Beware of sliding furniture and other heavy items across the floor, or you may be left with unsightly scratches on the surface. Again, laying down area rugs in high-traffic areas can offer an extra layer of protection.
3. Not Waterproof
Most hardwood flooring is water-resistant. It is not waterproof.
Hardwood floors are rarely installed in the bathroom for this reason. You should also avoid placing hardwood flooring in spaces like mudrooms, laundry rooms, and even kitchens.
While special sealants are available to improve hardwood’s water resistance, you’re probably better off installing tile or vinyl planks in those areas!
4. Noisier Than Other Materials
If you’ve ever lived under an apartment or condo with hardwood floors, you know just how noisy this material can be. Wearing slippers or going barefoot can greatly reduce the amount of noise transfer.
Compared to carpet, hardwood floors can also make a room feel more echoey.
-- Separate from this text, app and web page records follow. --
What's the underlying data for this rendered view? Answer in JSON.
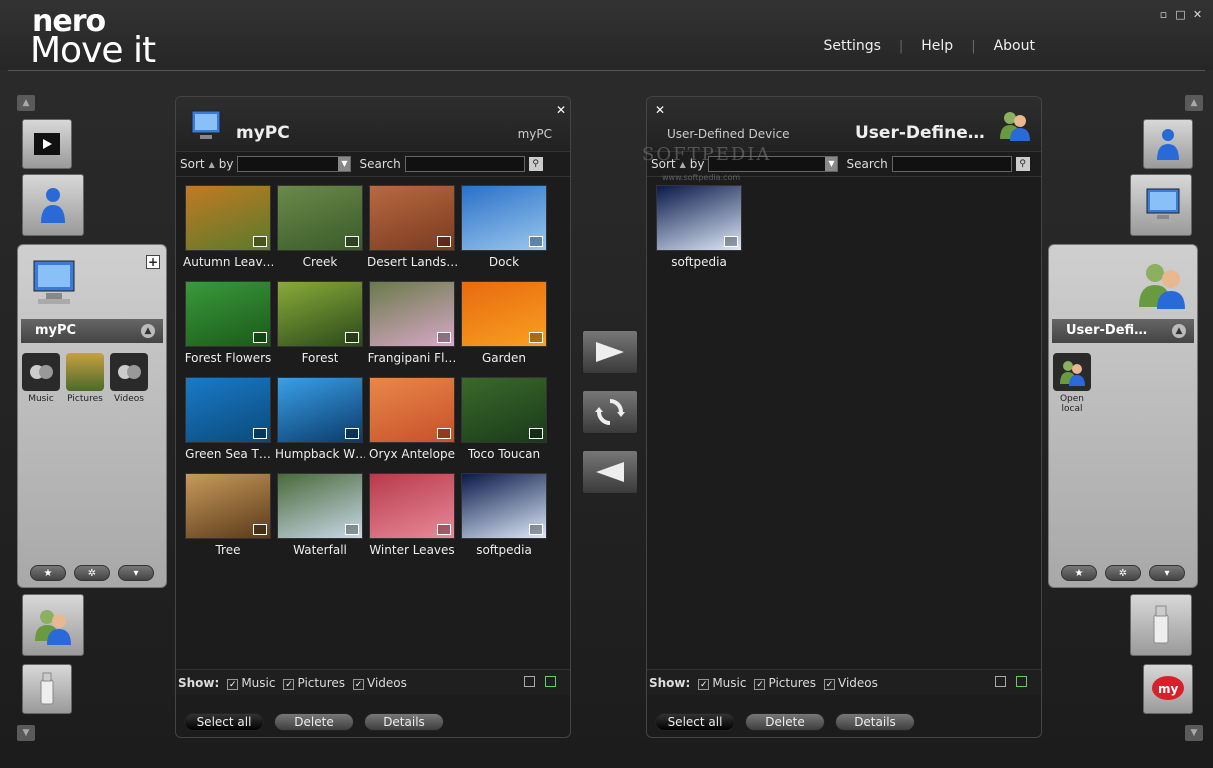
{
  "app": {
    "logo_top": "nero",
    "logo_bottom": "Move it"
  },
  "nav": {
    "settings": "Settings",
    "help": "Help",
    "about": "About",
    "sep": "|"
  },
  "window": {
    "minimize": "▫",
    "maximize": "□",
    "close": "✕"
  },
  "left_sidebar": {
    "panel_title": "myPC",
    "plus": "+",
    "shortcuts": [
      {
        "label": "Music",
        "icon": "music-icon"
      },
      {
        "label": "Pictures",
        "icon": "pictures-icon"
      },
      {
        "label": "Videos",
        "icon": "videos-icon"
      }
    ]
  },
  "right_sidebar": {
    "panel_title": "User-Defi…",
    "shortcuts": [
      {
        "label": "Open local",
        "icon": "users-icon"
      }
    ]
  },
  "left_panel": {
    "title": "myPC",
    "subtitle": "myPC",
    "close": "✕",
    "sort_label": "Sort",
    "by_label": "by",
    "search_label": "Search",
    "items": [
      {
        "caption": "Autumn Leav…",
        "color1": "#c27a24",
        "color2": "#5a7a2a"
      },
      {
        "caption": "Creek",
        "color1": "#6a8a4a",
        "color2": "#3a5a2a"
      },
      {
        "caption": "Desert Lands…",
        "color1": "#b86a40",
        "color2": "#7a3a20"
      },
      {
        "caption": "Dock",
        "color1": "#2a70c8",
        "color2": "#9ac8ee"
      },
      {
        "caption": "Forest Flowers",
        "color1": "#3a9a3a",
        "color2": "#1a5a1a"
      },
      {
        "caption": "Forest",
        "color1": "#8aaa3a",
        "color2": "#2a4a1a"
      },
      {
        "caption": "Frangipani  Fl…",
        "color1": "#6a7a4a",
        "color2": "#d8a8c8"
      },
      {
        "caption": "Garden",
        "color1": "#e86a10",
        "color2": "#f8a020"
      },
      {
        "caption": "Green Sea T…",
        "color1": "#1a7ac8",
        "color2": "#0a4a7a"
      },
      {
        "caption": "Humpback W…",
        "color1": "#3aa0e8",
        "color2": "#0a3a6a"
      },
      {
        "caption": "Oryx Antelope",
        "color1": "#e8884a",
        "color2": "#c8502a"
      },
      {
        "caption": "Toco Toucan",
        "color1": "#3a6a2a",
        "color2": "#1a3a1a"
      },
      {
        "caption": "Tree",
        "color1": "#c89a5a",
        "color2": "#5a3a1a"
      },
      {
        "caption": "Waterfall",
        "color1": "#4a6a3a",
        "color2": "#c8d8e8"
      },
      {
        "caption": "Winter Leaves",
        "color1": "#b83a4a",
        "color2": "#e88a9a"
      },
      {
        "caption": "softpedia",
        "color1": "#0a1a4a",
        "color2": "#dde8f8"
      }
    ],
    "show_label": "Show:",
    "music": "Music",
    "pictures": "Pictures",
    "videos": "Videos",
    "select_all": "Select all",
    "delete": "Delete",
    "details": "Details"
  },
  "right_panel": {
    "title": "User-Define…",
    "subtitle": "User-Defined Device",
    "close": "✕",
    "sort_label": "Sort",
    "by_label": "by",
    "search_label": "Search",
    "items": [
      {
        "caption": "softpedia",
        "color1": "#0a1a4a",
        "color2": "#dde8f8"
      }
    ],
    "show_label": "Show:",
    "music": "Music",
    "pictures": "Pictures",
    "videos": "Videos",
    "select_all": "Select all",
    "delete": "Delete",
    "details": "Details"
  },
  "watermark": {
    "text": "SOFTPEDIA",
    "url": "www.softpedia.com"
  },
  "checkmark": "✓"
}
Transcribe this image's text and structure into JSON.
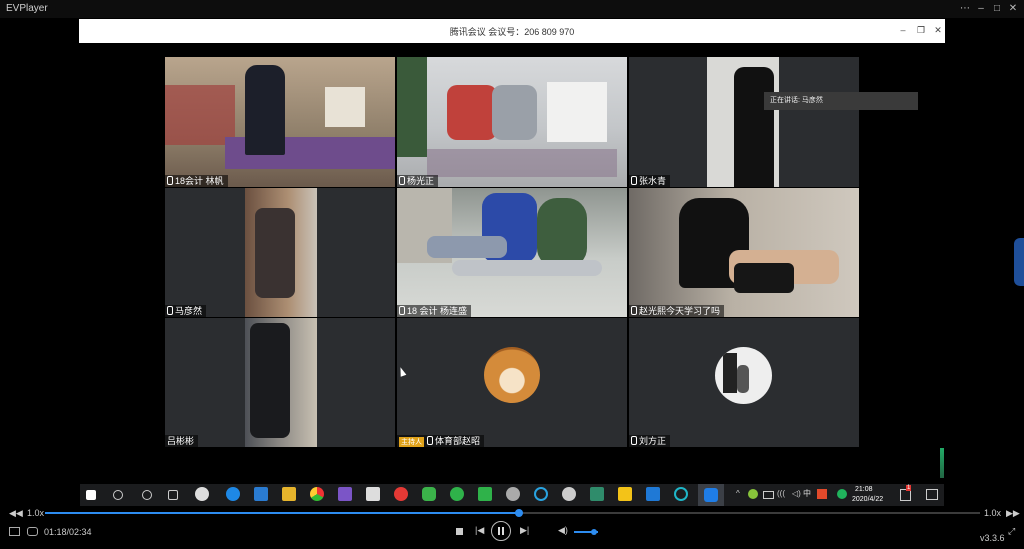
{
  "player": {
    "title": "EVPlayer",
    "speed_left": "1.0x",
    "speed_right": "1.0x",
    "time": "01:18/02:34",
    "progress": 0.507,
    "volume": 0.6,
    "version": "v3.3.6"
  },
  "meeting": {
    "title": "腾讯会议 会议号：206 809 970",
    "speaker_popup": "正在讲话: 马彦然",
    "host_tag": "主持人"
  },
  "participants": [
    {
      "name": "18会计 林帆",
      "mic": true
    },
    {
      "name": "杨光正",
      "mic": true
    },
    {
      "name": "张水青",
      "mic": true
    },
    {
      "name": "马彦然",
      "mic": true
    },
    {
      "name": "18 会计 杨连盛",
      "mic": true
    },
    {
      "name": "赵光熙今天学习了吗",
      "mic": true
    },
    {
      "name": "吕彬彬",
      "mic": false
    },
    {
      "name": "体育部赵昭",
      "mic": true,
      "host": true
    },
    {
      "name": "刘方正",
      "mic": true
    }
  ],
  "taskbar": {
    "clock_time": "21:08",
    "clock_date": "2020/4/22",
    "ime": "中",
    "notification_count": "1"
  },
  "colors": {
    "accent": "#2d8cf0",
    "host_tag": "#e0a21a",
    "tile_bg": "#2b2d30"
  }
}
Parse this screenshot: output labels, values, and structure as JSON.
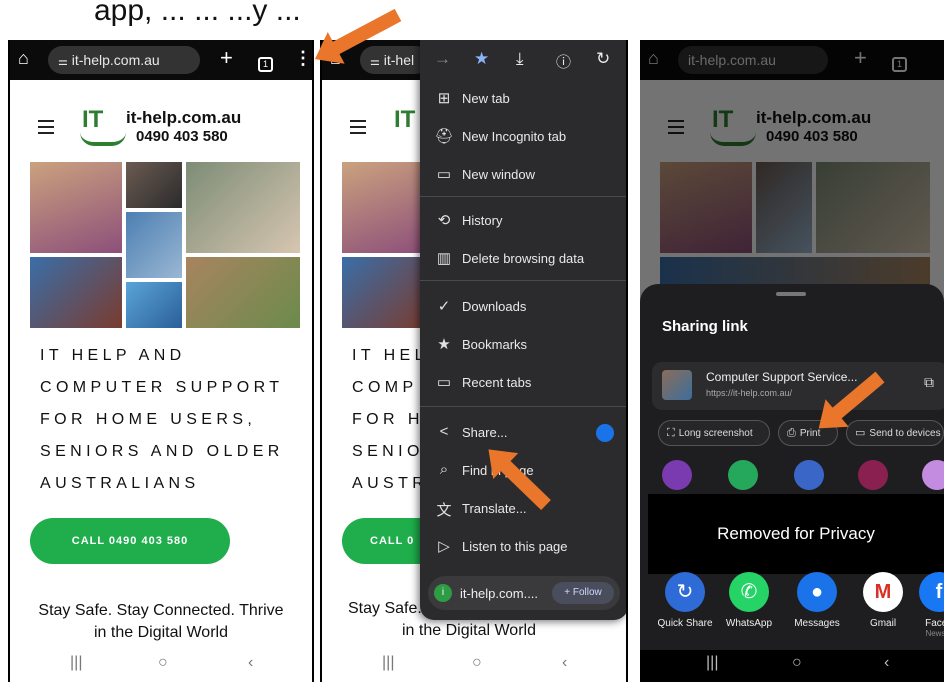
{
  "caption": "app, ... ... ...y ...",
  "browser": {
    "url": "it-help.com.au",
    "url_truncated": "it-hel",
    "tabs_count": "1"
  },
  "site": {
    "logo_mark": "IT",
    "title": "it-help.com.au",
    "phone": "0490 403 580",
    "headline": [
      "IT HELP AND",
      "COMPUTER SUPPORT",
      "FOR HOME USERS,",
      "SENIORS AND OLDER",
      "AUSTRALIANS"
    ],
    "headline_cut": [
      "IT HEL",
      "COMP",
      "FOR H",
      "SENIO",
      "AUSTR"
    ],
    "cta": "CALL 0490 403 580",
    "cta_cut": "CALL 0",
    "tagline": [
      "Stay Safe. Stay Connected. Thrive",
      "in the Digital World"
    ],
    "tagline_cut": "Stay Safe."
  },
  "menu": {
    "items": [
      {
        "icon": "new-tab-icon",
        "label": "New tab"
      },
      {
        "icon": "incognito-icon",
        "label": "New Incognito tab"
      },
      {
        "icon": "new-window-icon",
        "label": "New window"
      },
      {
        "icon": "history-icon",
        "label": "History"
      },
      {
        "icon": "trash-icon",
        "label": "Delete browsing data"
      },
      {
        "icon": "download-icon",
        "label": "Downloads"
      },
      {
        "icon": "star-icon",
        "label": "Bookmarks"
      },
      {
        "icon": "recent-tabs-icon",
        "label": "Recent tabs"
      },
      {
        "icon": "share-icon",
        "label": "Share..."
      },
      {
        "icon": "find-icon",
        "label": "Find in page"
      },
      {
        "icon": "translate-icon",
        "label": "Translate..."
      },
      {
        "icon": "listen-icon",
        "label": "Listen to this page"
      }
    ],
    "follow_site": "it-help.com....",
    "follow_label": "+ Follow"
  },
  "share": {
    "title": "Sharing link",
    "link_name": "Computer Support Service...",
    "link_url": "https://it-help.com.au/",
    "chips": [
      "Long screenshot",
      "Print",
      "Send to devices"
    ],
    "privacy": "Removed for Privacy",
    "apps": [
      {
        "name": "Quick Share",
        "color": "#2f6bd6"
      },
      {
        "name": "WhatsApp",
        "color": "#25d366"
      },
      {
        "name": "Messages",
        "color": "#1a73e8"
      },
      {
        "name": "Gmail",
        "color": "#ffffff"
      },
      {
        "name": "Faceb",
        "sub": "News F",
        "color": "#1877f2"
      }
    ]
  },
  "colors": {
    "accent": "#e9762b",
    "cta": "#1fae4b",
    "logo": "#2e7d32"
  }
}
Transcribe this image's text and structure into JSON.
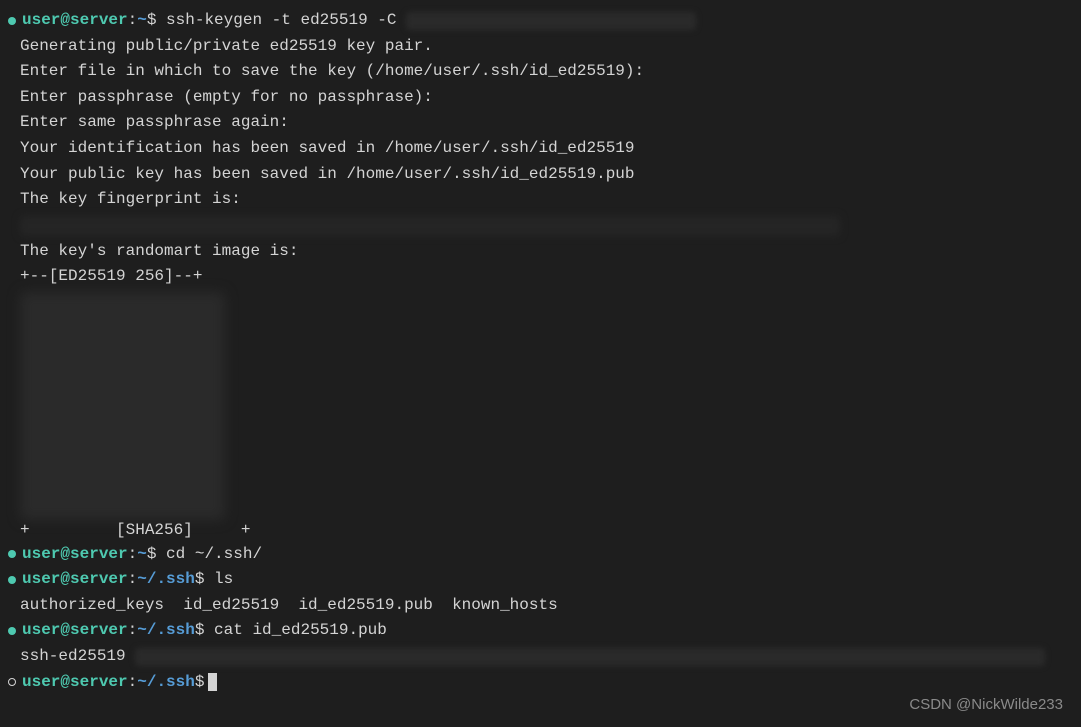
{
  "prompt1": {
    "user": "user@server",
    "path": "~",
    "command": "ssh-keygen -t ed25519 -C"
  },
  "output": {
    "line1": "Generating public/private ed25519 key pair.",
    "line2": "Enter file in which to save the key (/home/user/.ssh/id_ed25519):",
    "line3": "Enter passphrase (empty for no passphrase):",
    "line4": "Enter same passphrase again:",
    "line5": "Your identification has been saved in /home/user/.ssh/id_ed25519",
    "line6": "Your public key has been saved in /home/user/.ssh/id_ed25519.pub",
    "line7": "The key fingerprint is:",
    "line8": "The key's randomart image is:",
    "line9": "+--[ED25519 256]--+",
    "line10": "     [SHA256]     "
  },
  "prompt2": {
    "user": "user@server",
    "path": "~",
    "command": "cd ~/.ssh/"
  },
  "prompt3": {
    "user": "user@server",
    "path": "~/.ssh",
    "command": "ls"
  },
  "lsOutput": "authorized_keys  id_ed25519  id_ed25519.pub  known_hosts",
  "prompt4": {
    "user": "user@server",
    "path": "~/.ssh",
    "command": "cat id_ed25519.pub"
  },
  "catOutput": "ssh-ed25519 ",
  "prompt5": {
    "user": "user@server",
    "path": "~/.ssh",
    "command": ""
  },
  "watermark": "CSDN @NickWilde233"
}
This effect will be less noticeable when the space is filled with furniture and decor.
5. Not All Species Are Sustainable
Hardwood flooring can be incredibly sustainable. But that’s only if you shop responsibly. Stay away from hardwood species that are labeled as “exotic.”
Exported hardwood is often — but not always — less sustainable than locally grown hardwood. Unfortunately, exotic hardwood species are also some of the most sought after.
Perhaps the most infamous trait of hardwood flooring is its cost. Solid hardwood — particularly that sourced from exotic tree species — is consistently one of the most expensive flooring materials on the market.
There are ways to save money on hardwood flooring. However, no amount of cost-cutting will make authentic hardwood more affordable than standard carpeting or laminate.
7. Can Be Slippery
Raw hardwood is not particularly slippery. But the application of a topcoat or wax polish can quickly change things. The slipperiness of a hardwood floor isn’t an issue for the average person.
However, you should take this into consideration before installing hardwood in a home with pets, young children, or older residents. This is especially true if you intend to install hardwood on a set of stairs.
Hardwood flooring is natural, timeless, and built to last for many, many years. It’s easier to clean than carpet or grouted tile and can be refinished multiple times throughout its lifetime.
Of course, quality comes at a price. Solid hardwood flooring isn’t cheap (and more affordable products, like engineered hardwood, come with fewer benefits).
It’s also susceptible to moisture damage and wear and tear from children, pets, and heavy furniture. No flooring is perfect. If you can afford it, however, hardwood comes pretty close!